These obsessions were all different in substance, but identical in flavor. They combined with profound regrets about the past and fantasies about what might have been. This ‘woulda, coulda, shoulda‘ mentality turned into a kind of magical thinking: it almost felt like wishing hard enough would make things change.
In a recent comment exchange with a reader, I found myself arguing a position that once felt important to me. Namely, I insisted that emotions constitute a central and vital feature of human life. Although on some level this is obviously true, I took it further and stated, in essence, that a life with less feeling is a life less lived. However, as I thought about the conversation afterward, it became clear that my attitude has changed.
As it should. No one committed to growth should feel locked into any belief, because as we mature our views broaden and our opinions change. A year or so ago it felt important to embrace my emotions. Throughout my entire life I’d been scared of my intense feelings. They seemed dangerous and (of course) irrational.
The fear bore its fruit of avoidance. My desire to sidestep pain grew so great that I accepted antidepressants and many other psychiatric drugs in an effort to keep a lid on my experiences. This strategy proved disastrous.

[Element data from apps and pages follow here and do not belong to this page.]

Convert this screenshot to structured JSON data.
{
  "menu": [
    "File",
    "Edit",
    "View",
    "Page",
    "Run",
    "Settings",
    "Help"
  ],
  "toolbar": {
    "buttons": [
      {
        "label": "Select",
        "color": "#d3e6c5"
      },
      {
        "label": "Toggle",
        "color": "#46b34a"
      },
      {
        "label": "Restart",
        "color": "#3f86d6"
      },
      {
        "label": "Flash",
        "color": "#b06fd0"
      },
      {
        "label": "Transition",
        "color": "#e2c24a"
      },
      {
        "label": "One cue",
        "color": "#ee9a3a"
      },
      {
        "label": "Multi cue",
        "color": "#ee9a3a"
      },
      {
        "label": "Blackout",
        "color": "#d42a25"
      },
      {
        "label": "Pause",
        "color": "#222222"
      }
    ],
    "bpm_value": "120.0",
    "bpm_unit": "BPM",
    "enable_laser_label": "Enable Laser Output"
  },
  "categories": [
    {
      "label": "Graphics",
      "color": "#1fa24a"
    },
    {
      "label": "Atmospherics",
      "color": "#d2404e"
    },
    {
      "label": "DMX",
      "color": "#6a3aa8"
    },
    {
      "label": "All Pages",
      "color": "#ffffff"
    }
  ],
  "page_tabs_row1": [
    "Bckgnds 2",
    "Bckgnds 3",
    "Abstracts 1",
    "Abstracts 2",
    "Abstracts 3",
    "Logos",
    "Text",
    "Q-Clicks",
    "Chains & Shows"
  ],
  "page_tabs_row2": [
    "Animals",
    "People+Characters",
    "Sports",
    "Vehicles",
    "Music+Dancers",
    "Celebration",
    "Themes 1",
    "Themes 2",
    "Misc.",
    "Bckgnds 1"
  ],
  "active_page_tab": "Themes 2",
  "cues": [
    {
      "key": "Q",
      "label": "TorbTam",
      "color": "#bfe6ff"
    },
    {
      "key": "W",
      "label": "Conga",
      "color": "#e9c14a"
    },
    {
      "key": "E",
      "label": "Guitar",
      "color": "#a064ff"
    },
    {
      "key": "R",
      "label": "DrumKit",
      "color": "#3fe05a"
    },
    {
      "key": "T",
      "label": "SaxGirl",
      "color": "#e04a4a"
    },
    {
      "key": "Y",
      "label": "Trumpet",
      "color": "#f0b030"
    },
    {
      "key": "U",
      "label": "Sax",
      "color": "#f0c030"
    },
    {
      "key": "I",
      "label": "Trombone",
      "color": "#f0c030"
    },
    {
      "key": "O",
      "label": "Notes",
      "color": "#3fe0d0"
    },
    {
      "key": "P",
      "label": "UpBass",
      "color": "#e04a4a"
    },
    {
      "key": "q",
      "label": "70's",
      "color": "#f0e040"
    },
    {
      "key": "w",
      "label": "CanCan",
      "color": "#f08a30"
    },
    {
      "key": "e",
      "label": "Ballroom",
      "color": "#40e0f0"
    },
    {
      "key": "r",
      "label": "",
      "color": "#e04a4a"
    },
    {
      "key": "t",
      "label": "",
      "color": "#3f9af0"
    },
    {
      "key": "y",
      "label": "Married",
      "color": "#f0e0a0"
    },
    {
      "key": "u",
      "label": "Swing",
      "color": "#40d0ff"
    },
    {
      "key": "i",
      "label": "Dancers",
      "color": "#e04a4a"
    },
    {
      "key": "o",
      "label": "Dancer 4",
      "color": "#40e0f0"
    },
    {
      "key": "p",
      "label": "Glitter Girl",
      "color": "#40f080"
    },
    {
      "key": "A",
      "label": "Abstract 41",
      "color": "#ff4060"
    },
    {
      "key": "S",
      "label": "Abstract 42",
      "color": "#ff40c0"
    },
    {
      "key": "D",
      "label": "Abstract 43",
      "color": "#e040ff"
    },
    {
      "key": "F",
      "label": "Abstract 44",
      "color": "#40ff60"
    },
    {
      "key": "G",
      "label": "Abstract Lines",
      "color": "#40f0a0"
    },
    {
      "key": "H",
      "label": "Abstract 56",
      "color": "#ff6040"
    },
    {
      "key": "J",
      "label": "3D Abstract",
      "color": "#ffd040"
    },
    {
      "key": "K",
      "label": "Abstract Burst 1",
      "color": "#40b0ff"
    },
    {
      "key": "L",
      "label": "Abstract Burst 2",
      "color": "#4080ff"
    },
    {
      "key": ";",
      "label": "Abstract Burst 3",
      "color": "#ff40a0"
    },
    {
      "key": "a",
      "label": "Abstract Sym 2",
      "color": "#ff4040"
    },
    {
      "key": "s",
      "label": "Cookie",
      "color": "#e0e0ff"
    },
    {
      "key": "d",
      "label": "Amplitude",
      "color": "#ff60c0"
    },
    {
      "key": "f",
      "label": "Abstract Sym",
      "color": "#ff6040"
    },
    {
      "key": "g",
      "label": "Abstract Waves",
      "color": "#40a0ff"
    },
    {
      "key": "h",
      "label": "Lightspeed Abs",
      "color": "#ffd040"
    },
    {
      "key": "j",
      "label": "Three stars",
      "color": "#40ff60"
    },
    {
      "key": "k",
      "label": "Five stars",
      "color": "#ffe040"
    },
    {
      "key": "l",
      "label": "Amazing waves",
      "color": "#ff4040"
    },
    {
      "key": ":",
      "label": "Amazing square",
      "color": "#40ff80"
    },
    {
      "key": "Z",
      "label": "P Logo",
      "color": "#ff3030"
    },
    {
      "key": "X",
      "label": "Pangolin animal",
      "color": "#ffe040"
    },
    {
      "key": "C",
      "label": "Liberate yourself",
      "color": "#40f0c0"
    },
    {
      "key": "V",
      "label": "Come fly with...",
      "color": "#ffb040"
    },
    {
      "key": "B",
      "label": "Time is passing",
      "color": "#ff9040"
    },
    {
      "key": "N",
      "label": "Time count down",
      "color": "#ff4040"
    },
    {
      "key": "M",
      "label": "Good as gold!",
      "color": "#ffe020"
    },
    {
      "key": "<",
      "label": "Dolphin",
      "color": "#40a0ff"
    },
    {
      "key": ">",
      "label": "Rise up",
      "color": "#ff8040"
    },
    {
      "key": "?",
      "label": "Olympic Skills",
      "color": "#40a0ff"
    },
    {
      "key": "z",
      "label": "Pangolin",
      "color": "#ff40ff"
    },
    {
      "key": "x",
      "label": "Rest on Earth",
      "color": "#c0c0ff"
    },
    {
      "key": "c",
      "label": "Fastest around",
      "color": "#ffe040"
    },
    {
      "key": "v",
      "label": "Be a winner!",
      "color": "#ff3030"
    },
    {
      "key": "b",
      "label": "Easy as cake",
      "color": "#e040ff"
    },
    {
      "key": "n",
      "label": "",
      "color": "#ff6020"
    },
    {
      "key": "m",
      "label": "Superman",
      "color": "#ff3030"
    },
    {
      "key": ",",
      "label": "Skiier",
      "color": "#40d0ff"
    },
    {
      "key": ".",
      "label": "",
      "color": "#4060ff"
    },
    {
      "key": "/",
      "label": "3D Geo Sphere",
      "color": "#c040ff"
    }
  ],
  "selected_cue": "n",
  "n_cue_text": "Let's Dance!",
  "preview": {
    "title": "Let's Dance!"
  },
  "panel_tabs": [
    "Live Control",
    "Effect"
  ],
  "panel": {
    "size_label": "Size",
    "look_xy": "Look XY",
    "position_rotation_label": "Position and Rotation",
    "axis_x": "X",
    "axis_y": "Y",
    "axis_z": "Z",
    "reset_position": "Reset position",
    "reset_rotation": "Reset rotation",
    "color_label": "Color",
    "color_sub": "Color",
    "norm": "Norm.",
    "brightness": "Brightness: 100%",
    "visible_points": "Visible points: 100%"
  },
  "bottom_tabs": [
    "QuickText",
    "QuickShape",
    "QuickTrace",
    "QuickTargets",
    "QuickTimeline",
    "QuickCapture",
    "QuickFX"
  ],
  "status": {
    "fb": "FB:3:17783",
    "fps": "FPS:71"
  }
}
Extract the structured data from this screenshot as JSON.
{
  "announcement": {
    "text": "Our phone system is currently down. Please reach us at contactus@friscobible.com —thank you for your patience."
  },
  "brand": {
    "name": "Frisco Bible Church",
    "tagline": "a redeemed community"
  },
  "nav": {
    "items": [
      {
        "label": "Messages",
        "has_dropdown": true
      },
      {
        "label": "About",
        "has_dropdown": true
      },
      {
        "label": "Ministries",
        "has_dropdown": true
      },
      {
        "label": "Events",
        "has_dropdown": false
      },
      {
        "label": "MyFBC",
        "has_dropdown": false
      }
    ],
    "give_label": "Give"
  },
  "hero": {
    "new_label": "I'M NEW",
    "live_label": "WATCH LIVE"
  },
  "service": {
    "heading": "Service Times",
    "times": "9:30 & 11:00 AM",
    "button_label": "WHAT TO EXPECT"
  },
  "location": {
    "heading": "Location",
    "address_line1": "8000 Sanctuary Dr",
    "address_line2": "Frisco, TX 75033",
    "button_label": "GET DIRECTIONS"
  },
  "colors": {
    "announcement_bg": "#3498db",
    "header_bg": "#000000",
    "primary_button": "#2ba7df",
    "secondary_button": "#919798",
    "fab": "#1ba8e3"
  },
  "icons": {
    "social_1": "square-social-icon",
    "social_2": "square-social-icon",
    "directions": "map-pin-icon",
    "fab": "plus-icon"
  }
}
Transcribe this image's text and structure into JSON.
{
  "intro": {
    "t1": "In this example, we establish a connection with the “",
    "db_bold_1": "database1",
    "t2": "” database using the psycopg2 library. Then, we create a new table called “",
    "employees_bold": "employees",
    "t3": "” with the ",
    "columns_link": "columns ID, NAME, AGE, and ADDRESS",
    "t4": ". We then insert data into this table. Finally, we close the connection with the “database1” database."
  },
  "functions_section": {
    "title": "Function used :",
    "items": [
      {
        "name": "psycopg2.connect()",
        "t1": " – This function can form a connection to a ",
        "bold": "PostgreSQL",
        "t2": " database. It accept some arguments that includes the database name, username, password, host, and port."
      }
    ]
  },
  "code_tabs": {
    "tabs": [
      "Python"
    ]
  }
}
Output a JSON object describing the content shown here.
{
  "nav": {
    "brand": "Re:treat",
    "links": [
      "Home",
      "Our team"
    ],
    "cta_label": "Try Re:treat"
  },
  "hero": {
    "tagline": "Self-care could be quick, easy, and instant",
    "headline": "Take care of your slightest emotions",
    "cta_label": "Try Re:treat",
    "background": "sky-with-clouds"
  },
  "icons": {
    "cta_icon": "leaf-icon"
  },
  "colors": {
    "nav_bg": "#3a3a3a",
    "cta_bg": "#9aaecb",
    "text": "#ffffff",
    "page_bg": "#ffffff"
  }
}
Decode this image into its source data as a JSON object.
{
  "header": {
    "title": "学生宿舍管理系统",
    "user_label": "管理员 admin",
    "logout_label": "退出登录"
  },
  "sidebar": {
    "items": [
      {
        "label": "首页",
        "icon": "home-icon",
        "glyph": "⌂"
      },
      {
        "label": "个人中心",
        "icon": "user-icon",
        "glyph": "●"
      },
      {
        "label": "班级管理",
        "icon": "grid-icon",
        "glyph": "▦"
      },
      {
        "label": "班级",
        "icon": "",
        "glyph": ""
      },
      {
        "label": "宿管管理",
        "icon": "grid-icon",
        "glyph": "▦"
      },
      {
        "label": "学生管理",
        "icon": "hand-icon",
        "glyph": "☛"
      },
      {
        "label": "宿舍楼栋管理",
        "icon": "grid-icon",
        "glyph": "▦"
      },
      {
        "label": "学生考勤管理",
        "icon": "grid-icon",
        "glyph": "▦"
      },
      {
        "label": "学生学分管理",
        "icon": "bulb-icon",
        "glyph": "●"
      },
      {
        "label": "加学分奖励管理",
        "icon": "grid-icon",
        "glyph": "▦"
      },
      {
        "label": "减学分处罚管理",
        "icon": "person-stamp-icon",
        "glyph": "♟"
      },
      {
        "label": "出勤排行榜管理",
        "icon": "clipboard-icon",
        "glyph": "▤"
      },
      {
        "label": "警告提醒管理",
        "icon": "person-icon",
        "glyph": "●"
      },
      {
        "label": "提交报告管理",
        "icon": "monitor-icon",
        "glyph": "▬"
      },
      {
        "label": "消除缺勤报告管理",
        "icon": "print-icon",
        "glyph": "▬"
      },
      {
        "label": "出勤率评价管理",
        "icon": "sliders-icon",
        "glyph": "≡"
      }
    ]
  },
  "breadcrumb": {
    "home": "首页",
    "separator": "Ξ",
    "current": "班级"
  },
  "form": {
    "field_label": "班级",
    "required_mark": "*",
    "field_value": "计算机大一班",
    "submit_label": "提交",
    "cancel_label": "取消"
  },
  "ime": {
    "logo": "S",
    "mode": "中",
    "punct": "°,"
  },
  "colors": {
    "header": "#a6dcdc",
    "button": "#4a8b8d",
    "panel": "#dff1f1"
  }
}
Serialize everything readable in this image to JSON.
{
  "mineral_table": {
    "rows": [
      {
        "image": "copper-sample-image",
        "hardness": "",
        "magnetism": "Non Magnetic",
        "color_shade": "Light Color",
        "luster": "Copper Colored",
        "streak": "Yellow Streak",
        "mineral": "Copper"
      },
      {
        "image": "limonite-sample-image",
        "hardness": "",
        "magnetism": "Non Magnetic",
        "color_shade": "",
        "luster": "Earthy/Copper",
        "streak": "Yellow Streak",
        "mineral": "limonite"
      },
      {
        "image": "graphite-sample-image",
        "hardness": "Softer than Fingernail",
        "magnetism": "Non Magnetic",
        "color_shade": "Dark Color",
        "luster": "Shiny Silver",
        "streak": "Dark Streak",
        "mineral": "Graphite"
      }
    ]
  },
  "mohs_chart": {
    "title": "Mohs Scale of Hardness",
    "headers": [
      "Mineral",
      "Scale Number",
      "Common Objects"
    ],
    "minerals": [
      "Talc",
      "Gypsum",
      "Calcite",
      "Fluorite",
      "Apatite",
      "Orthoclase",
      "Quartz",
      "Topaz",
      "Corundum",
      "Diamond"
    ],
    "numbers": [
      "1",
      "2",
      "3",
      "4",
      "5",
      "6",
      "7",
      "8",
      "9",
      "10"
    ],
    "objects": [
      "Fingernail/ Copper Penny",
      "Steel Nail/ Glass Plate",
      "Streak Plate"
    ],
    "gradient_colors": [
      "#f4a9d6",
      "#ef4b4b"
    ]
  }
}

Side effects mounted, my productivity declined, and I felt a chronic low grade misery in place of the intense mood swings of earlier years.